India’s eating habits may have changed, but not nutrition levels
In the past two decades, In India’s eating habits have changed but the nutritional level seems to be the same, a recent survey has found. Across the board, people are eating fewer cereals, replacing them with more fat and snacks, beverages and processed foods. Protein consumption has declined in rural areas and remained the same in urban areas.
The average calorific value of food consumed was 2,099 kilocalories (Kcal) per person per day in rural areas and 2,058 Kcal in urban areas in 2011, according to the survey report released last week by the National Sample Survey Organisation (NSSO). This is less than the nutritional value in 1993-94 when a similar survey had found the levels at 2,153 in rural areas and 2,099 in urban areas.
The National Institute of Nutrition, ICMR, recommends 2,320 Kcal a day for a managed 18-29 years, weighing 60kg and in a sedentary job. Kerala, Tamil Nadu, and Gujarat have nutritional levels that are almost 10% lower than the national average for rural areas while UP, Punjab, Haryana, and Rajasthan have levels 10 to 20% higher, according to a National Sample Survey Organisation (NSSO) survey.

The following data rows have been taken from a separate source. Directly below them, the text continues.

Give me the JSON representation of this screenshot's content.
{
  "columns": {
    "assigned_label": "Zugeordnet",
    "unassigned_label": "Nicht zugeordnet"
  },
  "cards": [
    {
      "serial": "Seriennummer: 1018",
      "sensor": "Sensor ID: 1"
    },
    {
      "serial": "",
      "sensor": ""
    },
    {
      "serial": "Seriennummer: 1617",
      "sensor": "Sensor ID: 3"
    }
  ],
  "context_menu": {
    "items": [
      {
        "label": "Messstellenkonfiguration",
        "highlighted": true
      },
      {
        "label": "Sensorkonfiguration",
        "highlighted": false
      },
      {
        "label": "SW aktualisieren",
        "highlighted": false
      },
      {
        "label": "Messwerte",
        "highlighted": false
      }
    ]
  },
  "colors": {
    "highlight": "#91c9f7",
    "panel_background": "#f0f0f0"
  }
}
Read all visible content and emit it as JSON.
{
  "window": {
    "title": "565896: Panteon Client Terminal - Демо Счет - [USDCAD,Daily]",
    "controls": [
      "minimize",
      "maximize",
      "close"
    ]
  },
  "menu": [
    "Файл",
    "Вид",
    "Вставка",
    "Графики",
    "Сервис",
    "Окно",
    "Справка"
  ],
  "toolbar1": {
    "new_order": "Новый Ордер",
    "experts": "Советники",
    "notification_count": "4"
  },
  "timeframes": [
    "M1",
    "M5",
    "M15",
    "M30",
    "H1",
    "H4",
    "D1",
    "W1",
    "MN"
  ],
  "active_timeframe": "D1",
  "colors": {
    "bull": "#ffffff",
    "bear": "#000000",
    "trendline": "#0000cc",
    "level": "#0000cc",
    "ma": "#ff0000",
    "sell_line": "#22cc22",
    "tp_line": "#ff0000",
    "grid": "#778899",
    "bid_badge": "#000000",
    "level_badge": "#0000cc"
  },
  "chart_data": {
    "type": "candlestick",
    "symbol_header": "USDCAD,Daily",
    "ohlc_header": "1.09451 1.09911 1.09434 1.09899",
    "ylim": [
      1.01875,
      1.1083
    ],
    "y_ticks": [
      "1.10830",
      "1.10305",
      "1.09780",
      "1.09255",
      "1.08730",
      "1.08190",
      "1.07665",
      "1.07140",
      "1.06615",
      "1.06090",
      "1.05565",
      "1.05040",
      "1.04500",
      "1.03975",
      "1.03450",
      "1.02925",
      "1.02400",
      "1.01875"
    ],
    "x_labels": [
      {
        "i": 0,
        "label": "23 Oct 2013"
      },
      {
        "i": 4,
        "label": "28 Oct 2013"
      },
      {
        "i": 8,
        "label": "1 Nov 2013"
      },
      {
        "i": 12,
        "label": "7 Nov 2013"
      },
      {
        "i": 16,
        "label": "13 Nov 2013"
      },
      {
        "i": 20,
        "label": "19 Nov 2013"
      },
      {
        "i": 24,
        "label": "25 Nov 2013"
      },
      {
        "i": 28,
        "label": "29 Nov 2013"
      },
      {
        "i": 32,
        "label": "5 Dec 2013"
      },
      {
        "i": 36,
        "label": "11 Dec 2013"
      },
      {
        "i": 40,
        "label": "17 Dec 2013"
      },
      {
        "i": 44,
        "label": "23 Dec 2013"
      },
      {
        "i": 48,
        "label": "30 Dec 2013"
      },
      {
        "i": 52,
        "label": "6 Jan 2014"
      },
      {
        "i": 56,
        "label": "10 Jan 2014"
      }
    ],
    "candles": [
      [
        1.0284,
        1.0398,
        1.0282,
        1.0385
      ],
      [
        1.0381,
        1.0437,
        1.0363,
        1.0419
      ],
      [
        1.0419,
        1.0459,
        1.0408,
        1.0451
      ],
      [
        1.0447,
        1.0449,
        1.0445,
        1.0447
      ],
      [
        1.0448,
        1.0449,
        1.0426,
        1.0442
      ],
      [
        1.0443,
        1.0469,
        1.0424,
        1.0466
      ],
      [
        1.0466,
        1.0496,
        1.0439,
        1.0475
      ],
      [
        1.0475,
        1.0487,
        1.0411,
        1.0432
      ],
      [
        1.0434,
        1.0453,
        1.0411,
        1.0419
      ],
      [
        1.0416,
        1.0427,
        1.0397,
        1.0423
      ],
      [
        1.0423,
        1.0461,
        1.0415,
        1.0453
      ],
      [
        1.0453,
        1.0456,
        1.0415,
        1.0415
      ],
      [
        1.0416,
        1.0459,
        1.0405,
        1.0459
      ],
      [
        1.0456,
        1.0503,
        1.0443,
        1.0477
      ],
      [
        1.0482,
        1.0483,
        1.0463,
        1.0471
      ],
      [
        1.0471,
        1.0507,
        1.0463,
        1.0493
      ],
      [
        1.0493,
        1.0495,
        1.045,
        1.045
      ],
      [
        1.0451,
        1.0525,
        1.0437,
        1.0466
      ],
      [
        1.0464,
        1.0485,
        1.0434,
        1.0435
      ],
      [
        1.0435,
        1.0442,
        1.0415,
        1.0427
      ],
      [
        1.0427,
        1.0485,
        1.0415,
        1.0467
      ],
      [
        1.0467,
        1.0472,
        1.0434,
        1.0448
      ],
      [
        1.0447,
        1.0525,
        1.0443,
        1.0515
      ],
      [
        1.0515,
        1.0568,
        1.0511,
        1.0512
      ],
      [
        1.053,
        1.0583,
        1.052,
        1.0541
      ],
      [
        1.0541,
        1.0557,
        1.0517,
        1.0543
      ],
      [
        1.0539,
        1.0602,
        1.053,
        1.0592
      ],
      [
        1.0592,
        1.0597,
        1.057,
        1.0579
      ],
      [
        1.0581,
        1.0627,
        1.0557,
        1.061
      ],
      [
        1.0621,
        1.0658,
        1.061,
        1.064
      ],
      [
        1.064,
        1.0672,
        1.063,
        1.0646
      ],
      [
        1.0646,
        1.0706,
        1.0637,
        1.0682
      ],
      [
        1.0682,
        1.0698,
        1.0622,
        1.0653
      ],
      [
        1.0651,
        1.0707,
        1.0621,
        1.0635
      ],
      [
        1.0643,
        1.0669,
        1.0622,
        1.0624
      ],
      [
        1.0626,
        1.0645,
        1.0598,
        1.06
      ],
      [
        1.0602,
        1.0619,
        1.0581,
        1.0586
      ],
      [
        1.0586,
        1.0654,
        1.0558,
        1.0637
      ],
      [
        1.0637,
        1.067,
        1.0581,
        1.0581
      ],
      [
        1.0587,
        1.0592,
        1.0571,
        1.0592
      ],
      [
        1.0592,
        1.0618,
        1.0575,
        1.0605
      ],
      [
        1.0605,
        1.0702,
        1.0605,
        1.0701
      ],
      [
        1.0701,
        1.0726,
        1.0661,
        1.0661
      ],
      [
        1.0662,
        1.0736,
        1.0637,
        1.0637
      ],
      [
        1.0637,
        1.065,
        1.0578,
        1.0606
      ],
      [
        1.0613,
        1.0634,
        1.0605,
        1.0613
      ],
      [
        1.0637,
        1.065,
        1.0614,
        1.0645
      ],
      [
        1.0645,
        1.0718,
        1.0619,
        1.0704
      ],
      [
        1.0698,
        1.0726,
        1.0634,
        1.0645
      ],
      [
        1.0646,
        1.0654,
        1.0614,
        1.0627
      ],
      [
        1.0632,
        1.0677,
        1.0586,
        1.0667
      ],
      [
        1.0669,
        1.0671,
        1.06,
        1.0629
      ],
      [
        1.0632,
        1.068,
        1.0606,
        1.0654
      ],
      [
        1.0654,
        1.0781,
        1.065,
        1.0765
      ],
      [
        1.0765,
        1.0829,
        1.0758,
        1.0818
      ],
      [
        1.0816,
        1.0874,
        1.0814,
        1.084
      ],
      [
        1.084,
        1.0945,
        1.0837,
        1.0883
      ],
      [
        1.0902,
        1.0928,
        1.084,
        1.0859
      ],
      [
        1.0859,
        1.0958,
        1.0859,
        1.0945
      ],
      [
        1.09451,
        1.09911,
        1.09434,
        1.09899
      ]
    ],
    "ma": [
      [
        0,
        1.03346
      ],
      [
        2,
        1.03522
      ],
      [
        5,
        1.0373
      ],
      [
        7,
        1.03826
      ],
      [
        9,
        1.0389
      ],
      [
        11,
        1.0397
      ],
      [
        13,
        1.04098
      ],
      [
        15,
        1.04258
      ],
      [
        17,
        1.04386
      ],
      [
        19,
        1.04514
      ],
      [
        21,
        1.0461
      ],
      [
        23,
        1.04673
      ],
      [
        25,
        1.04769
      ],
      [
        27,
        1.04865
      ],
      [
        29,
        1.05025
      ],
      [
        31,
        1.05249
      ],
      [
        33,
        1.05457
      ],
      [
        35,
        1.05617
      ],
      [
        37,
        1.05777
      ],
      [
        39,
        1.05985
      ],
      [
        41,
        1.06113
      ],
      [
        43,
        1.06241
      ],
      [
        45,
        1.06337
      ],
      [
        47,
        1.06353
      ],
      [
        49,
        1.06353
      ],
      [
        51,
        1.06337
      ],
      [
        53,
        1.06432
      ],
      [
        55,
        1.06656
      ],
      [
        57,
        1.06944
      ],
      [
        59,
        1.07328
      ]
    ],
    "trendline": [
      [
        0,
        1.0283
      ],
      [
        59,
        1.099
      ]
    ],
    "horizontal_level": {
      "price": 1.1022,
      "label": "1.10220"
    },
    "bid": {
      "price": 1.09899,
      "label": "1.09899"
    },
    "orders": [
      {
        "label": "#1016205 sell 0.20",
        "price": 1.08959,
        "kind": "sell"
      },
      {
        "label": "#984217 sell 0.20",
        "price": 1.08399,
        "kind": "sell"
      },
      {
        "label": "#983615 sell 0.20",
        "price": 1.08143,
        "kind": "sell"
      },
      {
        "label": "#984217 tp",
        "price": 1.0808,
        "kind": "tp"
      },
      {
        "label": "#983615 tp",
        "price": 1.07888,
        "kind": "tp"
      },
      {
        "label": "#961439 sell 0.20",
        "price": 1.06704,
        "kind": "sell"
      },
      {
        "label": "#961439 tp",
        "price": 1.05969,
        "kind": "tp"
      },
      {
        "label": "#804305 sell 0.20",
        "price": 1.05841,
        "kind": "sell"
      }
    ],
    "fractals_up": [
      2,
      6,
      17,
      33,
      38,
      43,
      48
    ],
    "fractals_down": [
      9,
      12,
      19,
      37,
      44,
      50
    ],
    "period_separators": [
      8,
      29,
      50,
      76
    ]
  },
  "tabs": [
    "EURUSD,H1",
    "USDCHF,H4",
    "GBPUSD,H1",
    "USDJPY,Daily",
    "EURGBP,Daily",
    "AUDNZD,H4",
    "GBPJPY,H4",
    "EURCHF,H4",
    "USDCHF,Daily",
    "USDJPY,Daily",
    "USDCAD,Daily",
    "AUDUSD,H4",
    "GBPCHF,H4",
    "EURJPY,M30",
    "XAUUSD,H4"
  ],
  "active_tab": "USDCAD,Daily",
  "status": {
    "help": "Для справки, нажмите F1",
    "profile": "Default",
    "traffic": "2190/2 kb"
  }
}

Another shocking aspect is the huge difference in the nutritional intake of the poor and the rich. In rural India, a person belonging to the poorest 10% of the population has a daily calorie intake of less than 1,724 Kcal, which includes 45g of protein with protein consumption at about 45g and 24g of fat. At the other end, a person from the richest 10% segment consumes more than 2,531 Kcal every day, almost 47% more than the poor person. A similar chasm can be seen in protein and fat consumption too.
Almost 80% of rural people and 70% of urban people are not getting the government-recommended 2,400 Kcal per day worth of nutrition, a situation that has very harmful health implications, apart from its sheer inhumanity.
At the national level, daily protein consumption dipped from 60.2g for a person in 199394 to 56.5g in 2011-12 in rural areas and from 57.2g to 55.7g in urban areas. Oil and fat consumption increased from 31 to nearly 42g in rural areas and from 42 to 52.5g in urban areas.
The shares of items like fruits and vegetables, dairy products and egg, meat and fish were about 9% in 1993-94 which has marginally changed to about 9.6% in 2011-12.
The only food item that has seen a substantial jump in intake is classified as `other’ in the survey and consists of various hot and cold beverages, processed food like chips, biscuits etc. and snacks. In 1993-94 these made up just 2% of a rural person’s nutritional intake but rose to over 7% in 2011-12. In urban areas, this was 5.6% earlier and increased to about 9%.
The report also estimates that the survey would have counted food bought and prepared in a household but eaten by visitors or employees. If this is accounted for, calorific values get reduced by as much as 15-17% in rural areas and 5-6% in urban areas.